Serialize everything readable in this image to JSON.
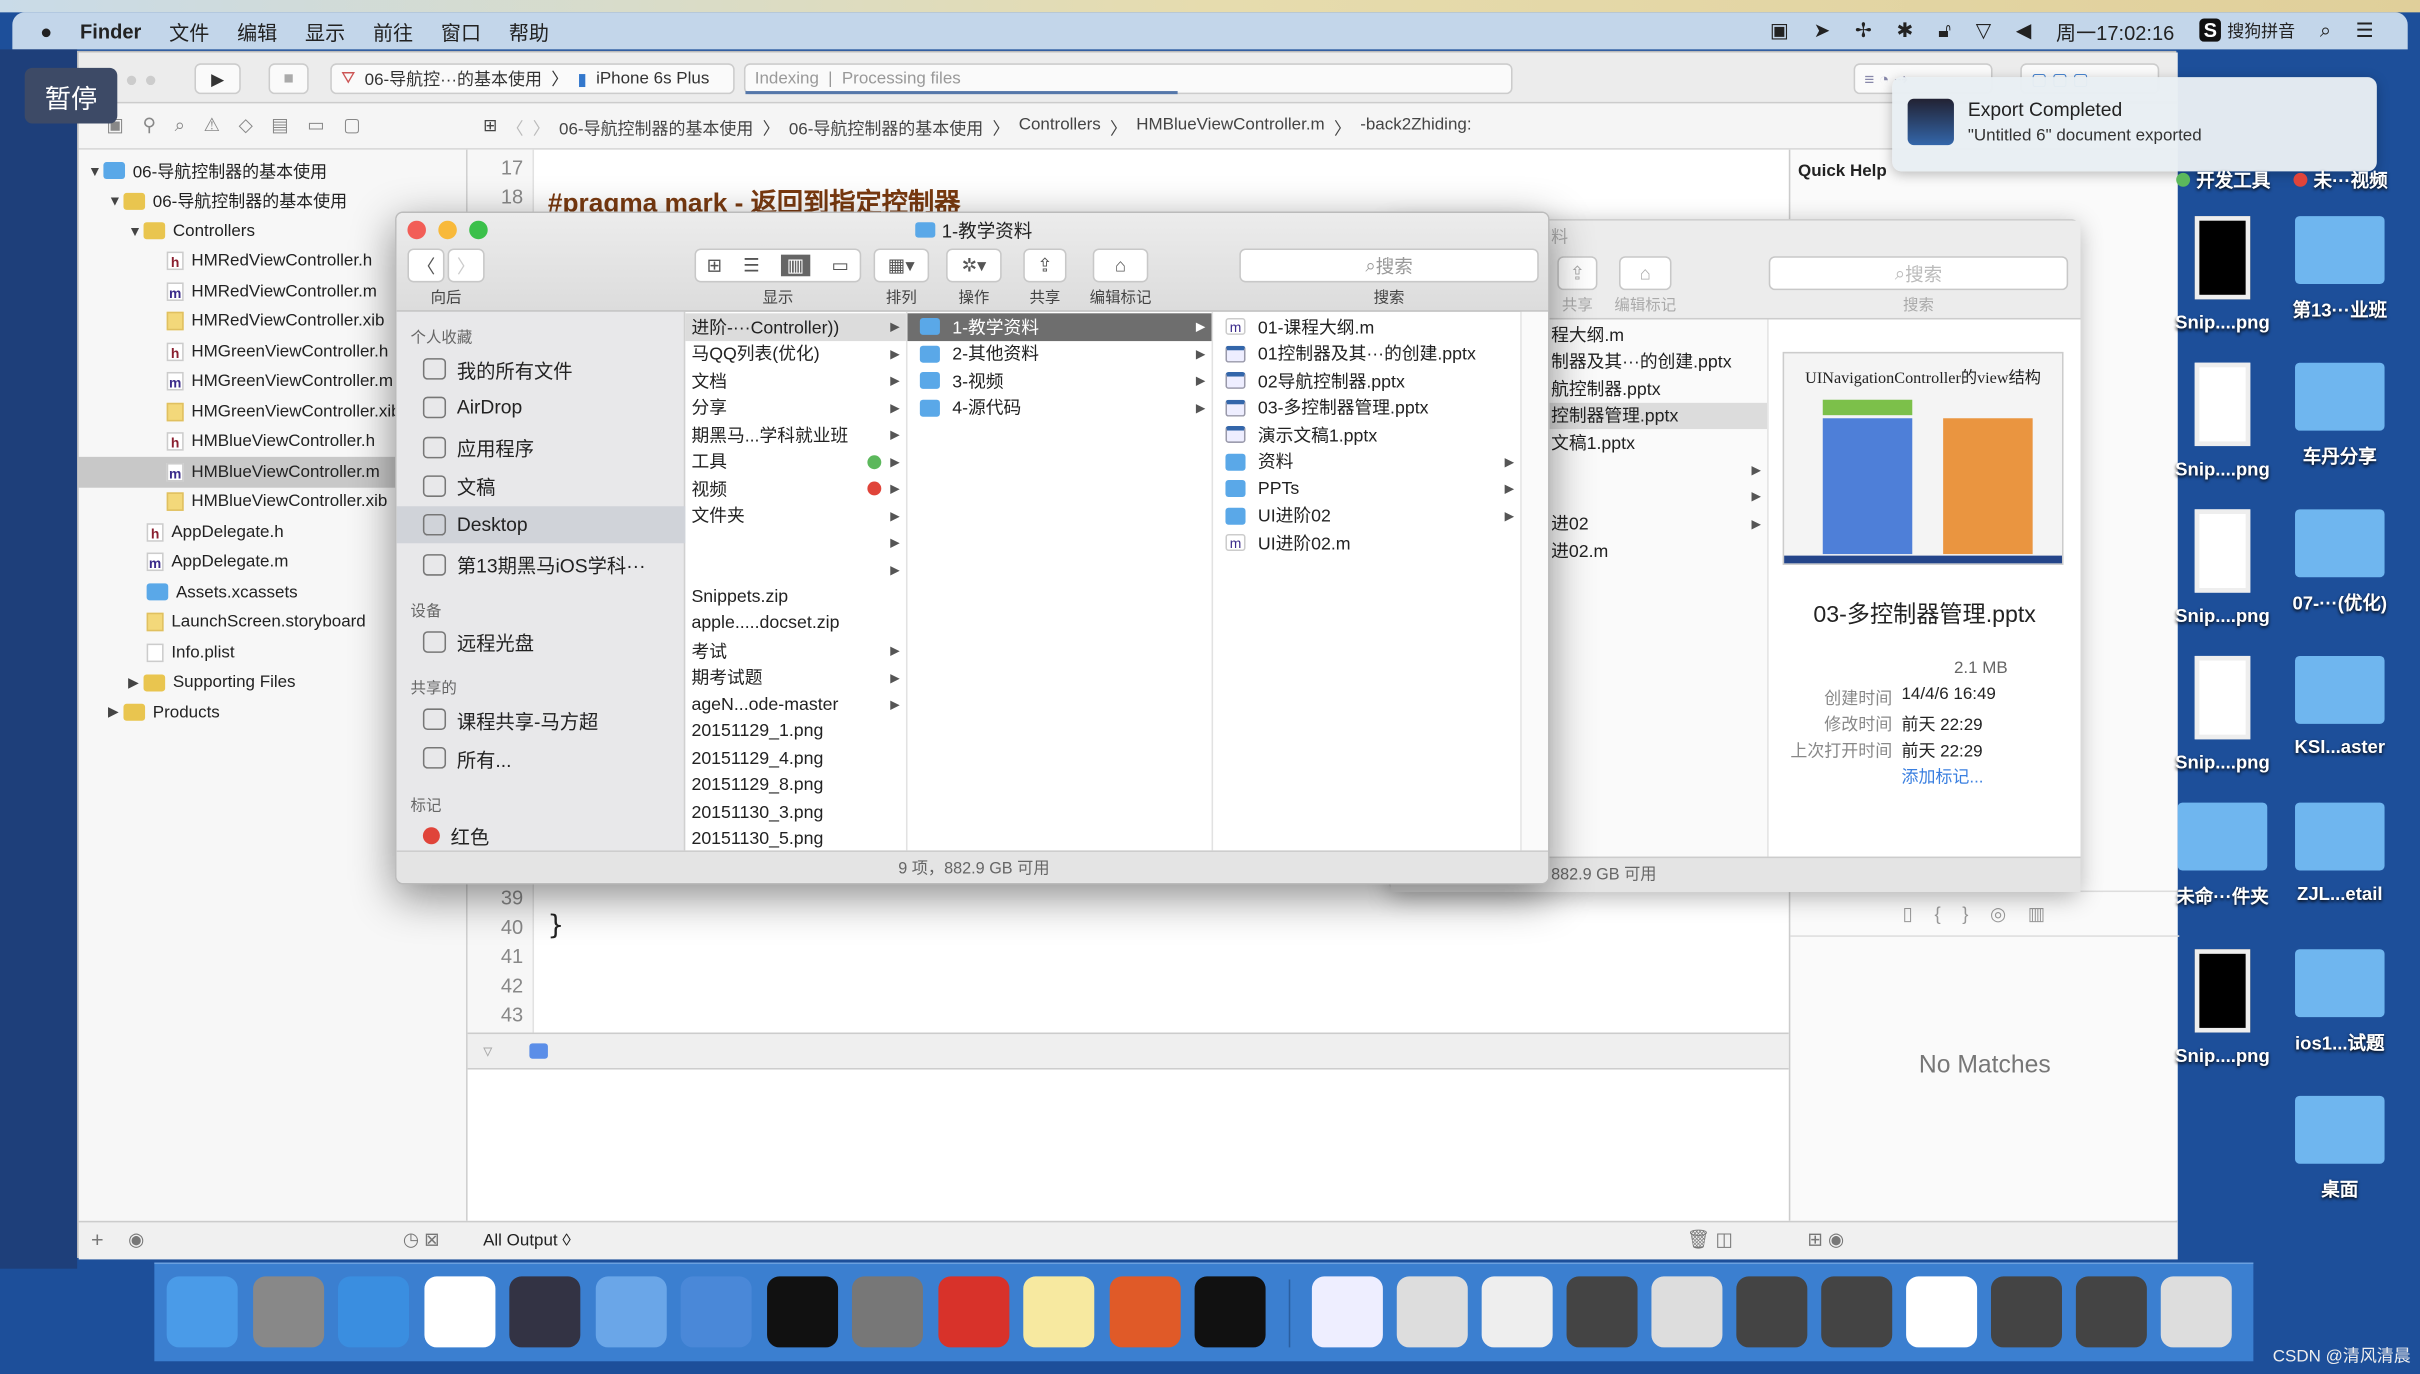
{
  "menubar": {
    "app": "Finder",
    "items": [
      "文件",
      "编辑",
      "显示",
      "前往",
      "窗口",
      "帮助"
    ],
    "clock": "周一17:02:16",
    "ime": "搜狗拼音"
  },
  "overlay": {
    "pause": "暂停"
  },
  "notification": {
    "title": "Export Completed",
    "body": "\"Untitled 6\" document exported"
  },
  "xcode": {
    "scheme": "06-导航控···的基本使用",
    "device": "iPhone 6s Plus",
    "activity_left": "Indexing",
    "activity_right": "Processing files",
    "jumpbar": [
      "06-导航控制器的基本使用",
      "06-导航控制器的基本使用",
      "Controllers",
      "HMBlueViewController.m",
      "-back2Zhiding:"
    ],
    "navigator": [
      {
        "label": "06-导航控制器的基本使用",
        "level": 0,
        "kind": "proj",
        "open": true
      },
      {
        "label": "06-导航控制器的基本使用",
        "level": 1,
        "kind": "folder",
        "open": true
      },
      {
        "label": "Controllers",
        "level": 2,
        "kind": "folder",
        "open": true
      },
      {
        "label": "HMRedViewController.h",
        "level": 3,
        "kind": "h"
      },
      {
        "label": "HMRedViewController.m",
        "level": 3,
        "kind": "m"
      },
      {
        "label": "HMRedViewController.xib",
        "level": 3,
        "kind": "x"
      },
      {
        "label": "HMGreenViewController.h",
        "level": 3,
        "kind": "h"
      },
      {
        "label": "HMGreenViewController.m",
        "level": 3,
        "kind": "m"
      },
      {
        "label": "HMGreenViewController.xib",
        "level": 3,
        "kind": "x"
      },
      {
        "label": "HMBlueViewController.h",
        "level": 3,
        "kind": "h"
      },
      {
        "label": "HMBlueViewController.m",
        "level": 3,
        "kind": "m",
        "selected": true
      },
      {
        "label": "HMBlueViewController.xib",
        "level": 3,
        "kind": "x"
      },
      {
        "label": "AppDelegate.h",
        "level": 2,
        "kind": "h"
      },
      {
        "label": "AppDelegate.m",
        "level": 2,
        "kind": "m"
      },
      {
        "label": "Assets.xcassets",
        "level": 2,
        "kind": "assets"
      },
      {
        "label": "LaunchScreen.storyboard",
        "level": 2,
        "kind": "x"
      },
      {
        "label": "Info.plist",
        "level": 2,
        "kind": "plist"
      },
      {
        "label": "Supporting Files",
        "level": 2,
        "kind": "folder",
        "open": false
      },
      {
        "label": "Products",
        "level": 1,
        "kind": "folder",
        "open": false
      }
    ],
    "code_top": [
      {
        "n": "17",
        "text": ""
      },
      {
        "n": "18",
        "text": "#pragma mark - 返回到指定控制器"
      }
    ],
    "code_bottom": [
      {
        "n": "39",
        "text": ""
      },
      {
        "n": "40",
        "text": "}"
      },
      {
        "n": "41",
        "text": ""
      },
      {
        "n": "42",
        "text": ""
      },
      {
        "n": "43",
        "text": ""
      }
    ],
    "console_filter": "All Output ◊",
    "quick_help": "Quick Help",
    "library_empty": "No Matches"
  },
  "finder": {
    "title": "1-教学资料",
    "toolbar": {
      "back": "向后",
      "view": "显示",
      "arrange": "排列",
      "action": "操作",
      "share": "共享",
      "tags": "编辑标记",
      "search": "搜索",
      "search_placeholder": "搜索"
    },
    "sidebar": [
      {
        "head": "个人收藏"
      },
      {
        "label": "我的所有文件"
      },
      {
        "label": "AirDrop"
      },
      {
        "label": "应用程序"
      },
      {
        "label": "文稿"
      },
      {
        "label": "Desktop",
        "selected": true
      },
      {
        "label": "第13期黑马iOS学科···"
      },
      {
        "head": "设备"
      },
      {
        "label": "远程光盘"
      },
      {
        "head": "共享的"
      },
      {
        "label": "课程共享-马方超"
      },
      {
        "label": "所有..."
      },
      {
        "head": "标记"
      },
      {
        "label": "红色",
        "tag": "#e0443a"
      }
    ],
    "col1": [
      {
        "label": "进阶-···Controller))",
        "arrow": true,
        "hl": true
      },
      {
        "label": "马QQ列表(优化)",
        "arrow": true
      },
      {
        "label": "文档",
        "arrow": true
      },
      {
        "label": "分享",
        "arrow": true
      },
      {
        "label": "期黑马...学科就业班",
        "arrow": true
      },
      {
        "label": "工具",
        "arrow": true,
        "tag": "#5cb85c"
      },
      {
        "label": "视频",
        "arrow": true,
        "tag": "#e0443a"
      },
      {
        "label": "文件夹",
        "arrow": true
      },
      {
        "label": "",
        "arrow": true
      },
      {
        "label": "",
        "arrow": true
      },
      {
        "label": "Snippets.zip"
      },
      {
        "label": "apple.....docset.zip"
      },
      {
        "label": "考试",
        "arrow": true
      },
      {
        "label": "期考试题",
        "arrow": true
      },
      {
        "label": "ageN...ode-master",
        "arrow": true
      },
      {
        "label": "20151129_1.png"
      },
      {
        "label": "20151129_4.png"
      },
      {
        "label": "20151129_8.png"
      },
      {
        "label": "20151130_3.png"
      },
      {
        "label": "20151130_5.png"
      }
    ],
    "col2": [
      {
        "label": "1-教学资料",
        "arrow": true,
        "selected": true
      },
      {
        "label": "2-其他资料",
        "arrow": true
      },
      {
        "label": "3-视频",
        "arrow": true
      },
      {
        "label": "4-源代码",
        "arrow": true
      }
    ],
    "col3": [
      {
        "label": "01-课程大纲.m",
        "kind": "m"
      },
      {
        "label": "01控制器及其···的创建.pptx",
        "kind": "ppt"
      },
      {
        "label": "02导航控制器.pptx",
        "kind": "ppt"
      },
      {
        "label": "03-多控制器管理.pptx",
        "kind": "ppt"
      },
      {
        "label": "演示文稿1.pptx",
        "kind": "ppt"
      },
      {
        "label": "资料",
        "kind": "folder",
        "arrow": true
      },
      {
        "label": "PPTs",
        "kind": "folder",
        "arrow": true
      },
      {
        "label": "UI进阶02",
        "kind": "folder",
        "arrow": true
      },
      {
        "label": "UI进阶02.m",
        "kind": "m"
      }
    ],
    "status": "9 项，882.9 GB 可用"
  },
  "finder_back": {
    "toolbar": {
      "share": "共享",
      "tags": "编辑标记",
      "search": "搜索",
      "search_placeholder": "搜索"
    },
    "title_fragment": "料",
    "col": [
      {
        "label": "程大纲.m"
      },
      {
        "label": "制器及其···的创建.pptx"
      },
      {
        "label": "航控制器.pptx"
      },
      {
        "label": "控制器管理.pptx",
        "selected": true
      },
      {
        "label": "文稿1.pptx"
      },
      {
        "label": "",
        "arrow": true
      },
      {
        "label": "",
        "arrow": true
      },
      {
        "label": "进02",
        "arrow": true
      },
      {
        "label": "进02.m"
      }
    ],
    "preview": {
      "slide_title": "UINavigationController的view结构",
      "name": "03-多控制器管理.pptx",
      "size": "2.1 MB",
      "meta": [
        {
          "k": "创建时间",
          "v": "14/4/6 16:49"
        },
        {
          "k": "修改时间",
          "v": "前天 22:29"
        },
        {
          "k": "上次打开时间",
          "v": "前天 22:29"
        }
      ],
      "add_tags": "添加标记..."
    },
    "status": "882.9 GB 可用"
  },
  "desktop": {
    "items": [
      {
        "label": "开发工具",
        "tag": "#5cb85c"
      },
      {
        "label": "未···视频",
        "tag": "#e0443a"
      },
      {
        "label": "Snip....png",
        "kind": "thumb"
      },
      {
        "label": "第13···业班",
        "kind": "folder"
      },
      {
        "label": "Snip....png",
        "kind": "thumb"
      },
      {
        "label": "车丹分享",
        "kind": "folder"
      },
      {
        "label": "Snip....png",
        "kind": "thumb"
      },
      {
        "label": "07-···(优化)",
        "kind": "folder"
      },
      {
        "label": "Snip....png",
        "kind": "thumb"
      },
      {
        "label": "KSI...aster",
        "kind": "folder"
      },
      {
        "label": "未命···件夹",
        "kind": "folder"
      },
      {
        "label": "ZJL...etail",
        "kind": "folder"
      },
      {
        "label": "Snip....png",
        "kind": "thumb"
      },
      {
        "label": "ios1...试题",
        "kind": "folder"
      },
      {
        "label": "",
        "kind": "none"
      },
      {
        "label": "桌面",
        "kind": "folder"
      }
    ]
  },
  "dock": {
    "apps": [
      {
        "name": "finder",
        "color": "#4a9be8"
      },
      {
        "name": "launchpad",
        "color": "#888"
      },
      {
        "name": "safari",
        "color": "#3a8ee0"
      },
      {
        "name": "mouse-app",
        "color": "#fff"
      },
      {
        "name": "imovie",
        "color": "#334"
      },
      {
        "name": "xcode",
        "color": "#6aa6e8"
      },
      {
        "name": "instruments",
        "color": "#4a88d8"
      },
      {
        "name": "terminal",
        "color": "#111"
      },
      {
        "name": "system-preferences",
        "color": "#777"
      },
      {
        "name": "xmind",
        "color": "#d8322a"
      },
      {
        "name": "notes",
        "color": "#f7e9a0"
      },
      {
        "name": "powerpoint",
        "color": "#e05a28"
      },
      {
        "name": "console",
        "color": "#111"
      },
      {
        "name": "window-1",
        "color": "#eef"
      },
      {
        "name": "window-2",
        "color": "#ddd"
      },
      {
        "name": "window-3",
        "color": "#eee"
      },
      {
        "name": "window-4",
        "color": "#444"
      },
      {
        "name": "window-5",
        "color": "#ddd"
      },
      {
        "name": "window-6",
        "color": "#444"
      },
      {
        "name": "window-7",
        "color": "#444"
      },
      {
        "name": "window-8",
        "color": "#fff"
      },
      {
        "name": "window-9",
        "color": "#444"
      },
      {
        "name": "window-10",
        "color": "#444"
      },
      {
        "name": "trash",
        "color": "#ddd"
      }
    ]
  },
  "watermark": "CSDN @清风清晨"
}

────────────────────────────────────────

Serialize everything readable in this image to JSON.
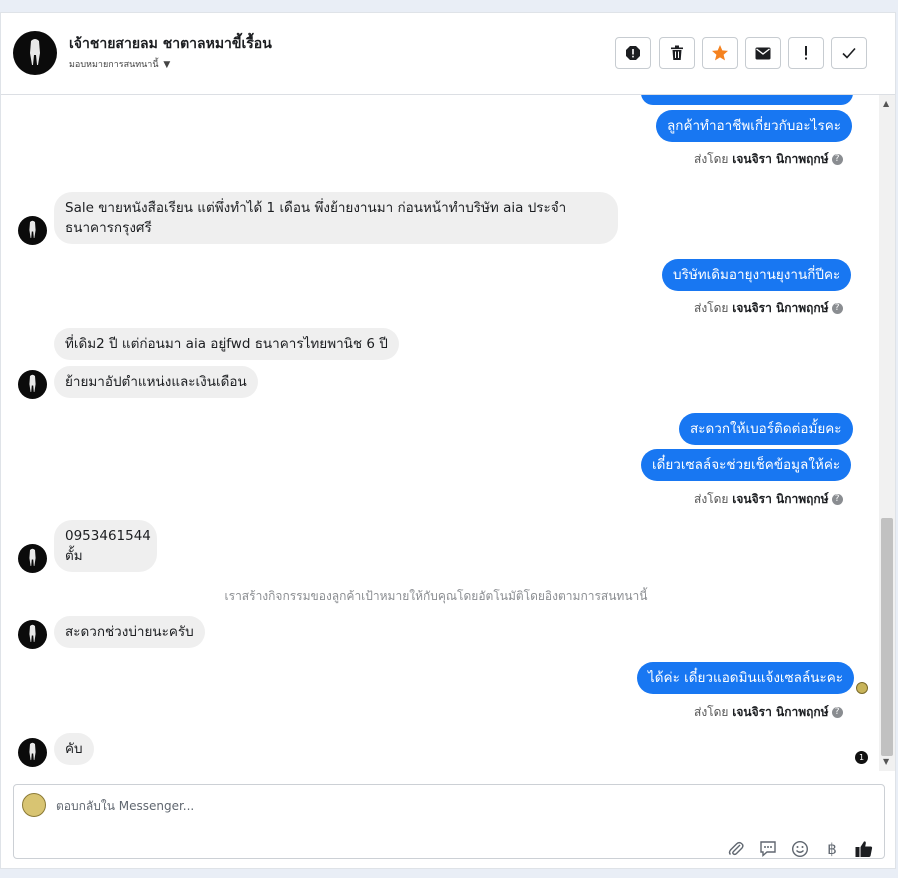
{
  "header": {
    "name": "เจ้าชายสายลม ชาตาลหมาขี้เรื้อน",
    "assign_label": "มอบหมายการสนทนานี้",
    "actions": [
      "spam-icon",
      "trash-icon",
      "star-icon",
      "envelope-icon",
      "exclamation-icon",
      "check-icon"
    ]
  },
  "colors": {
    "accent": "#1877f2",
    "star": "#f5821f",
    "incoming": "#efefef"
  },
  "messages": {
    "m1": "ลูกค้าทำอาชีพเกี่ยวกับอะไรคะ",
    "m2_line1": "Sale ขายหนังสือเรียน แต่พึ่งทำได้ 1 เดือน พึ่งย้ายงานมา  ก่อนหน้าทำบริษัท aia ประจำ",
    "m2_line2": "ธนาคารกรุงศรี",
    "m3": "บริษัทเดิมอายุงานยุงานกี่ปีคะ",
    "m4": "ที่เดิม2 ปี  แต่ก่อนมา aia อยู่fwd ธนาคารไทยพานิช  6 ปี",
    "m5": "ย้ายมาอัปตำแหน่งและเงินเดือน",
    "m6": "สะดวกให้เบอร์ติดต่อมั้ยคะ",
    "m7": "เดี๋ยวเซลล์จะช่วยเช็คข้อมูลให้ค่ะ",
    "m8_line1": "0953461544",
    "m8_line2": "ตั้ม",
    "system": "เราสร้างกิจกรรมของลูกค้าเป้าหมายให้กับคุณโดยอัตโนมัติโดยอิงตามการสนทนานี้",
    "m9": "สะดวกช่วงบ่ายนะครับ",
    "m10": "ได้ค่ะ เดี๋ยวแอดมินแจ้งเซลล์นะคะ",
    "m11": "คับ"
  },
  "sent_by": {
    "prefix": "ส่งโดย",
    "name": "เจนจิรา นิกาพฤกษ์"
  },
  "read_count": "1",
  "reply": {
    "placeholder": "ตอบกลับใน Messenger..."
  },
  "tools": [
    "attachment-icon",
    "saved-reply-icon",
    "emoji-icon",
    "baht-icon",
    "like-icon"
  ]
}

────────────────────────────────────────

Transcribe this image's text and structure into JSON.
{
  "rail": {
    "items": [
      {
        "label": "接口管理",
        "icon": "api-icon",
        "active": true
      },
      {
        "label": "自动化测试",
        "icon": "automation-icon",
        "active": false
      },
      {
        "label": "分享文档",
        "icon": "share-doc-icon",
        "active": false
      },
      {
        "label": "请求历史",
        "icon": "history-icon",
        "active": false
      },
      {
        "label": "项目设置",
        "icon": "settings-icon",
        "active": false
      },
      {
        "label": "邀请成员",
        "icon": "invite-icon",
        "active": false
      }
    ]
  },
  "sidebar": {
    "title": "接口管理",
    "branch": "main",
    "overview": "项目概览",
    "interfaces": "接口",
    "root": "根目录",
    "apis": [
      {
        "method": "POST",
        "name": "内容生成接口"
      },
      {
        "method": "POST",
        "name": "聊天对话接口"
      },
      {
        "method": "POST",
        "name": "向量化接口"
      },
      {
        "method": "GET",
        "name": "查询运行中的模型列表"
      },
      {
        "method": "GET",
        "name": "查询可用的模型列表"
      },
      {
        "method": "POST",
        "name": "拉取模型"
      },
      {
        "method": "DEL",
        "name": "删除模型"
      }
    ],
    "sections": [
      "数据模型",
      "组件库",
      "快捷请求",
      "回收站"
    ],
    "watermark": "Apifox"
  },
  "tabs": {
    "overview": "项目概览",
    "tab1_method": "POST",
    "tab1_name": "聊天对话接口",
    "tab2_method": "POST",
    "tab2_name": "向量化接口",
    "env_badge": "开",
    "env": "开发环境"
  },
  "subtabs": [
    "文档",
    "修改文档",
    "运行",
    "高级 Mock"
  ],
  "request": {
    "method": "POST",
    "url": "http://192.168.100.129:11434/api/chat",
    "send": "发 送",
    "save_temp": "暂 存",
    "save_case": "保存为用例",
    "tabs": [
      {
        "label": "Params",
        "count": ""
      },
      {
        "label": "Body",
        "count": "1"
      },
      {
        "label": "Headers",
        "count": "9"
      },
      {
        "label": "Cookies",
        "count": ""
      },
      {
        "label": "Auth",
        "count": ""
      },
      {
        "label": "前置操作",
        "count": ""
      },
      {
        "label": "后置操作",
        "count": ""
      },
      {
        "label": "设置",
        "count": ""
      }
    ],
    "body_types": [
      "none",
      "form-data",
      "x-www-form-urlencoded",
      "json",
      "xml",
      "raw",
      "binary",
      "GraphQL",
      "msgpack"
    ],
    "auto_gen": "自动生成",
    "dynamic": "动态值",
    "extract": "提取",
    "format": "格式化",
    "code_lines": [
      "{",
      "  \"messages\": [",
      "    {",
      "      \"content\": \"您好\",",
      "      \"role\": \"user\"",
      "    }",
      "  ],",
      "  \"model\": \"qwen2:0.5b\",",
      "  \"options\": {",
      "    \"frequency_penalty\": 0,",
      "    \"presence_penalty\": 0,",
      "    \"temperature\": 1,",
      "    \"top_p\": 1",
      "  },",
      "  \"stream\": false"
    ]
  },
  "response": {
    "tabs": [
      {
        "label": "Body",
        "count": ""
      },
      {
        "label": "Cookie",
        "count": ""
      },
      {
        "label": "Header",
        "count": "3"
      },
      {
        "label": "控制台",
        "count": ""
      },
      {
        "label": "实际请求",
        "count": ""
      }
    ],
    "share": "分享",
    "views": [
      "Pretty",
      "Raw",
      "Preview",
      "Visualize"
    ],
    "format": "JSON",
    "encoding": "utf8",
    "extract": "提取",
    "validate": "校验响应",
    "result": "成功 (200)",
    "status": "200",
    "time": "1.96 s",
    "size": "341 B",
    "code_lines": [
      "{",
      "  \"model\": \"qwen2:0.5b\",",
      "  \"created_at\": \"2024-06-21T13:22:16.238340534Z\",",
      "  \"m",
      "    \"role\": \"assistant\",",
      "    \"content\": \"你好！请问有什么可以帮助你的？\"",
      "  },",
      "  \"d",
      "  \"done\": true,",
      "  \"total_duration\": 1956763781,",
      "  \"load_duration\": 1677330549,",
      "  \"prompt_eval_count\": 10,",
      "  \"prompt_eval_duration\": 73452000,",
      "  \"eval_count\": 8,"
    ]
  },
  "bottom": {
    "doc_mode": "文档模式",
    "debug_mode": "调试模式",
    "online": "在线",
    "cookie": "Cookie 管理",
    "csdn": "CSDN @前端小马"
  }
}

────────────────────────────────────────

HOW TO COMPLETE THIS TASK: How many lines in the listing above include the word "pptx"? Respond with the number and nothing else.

WRITTEN SOLUTION: 9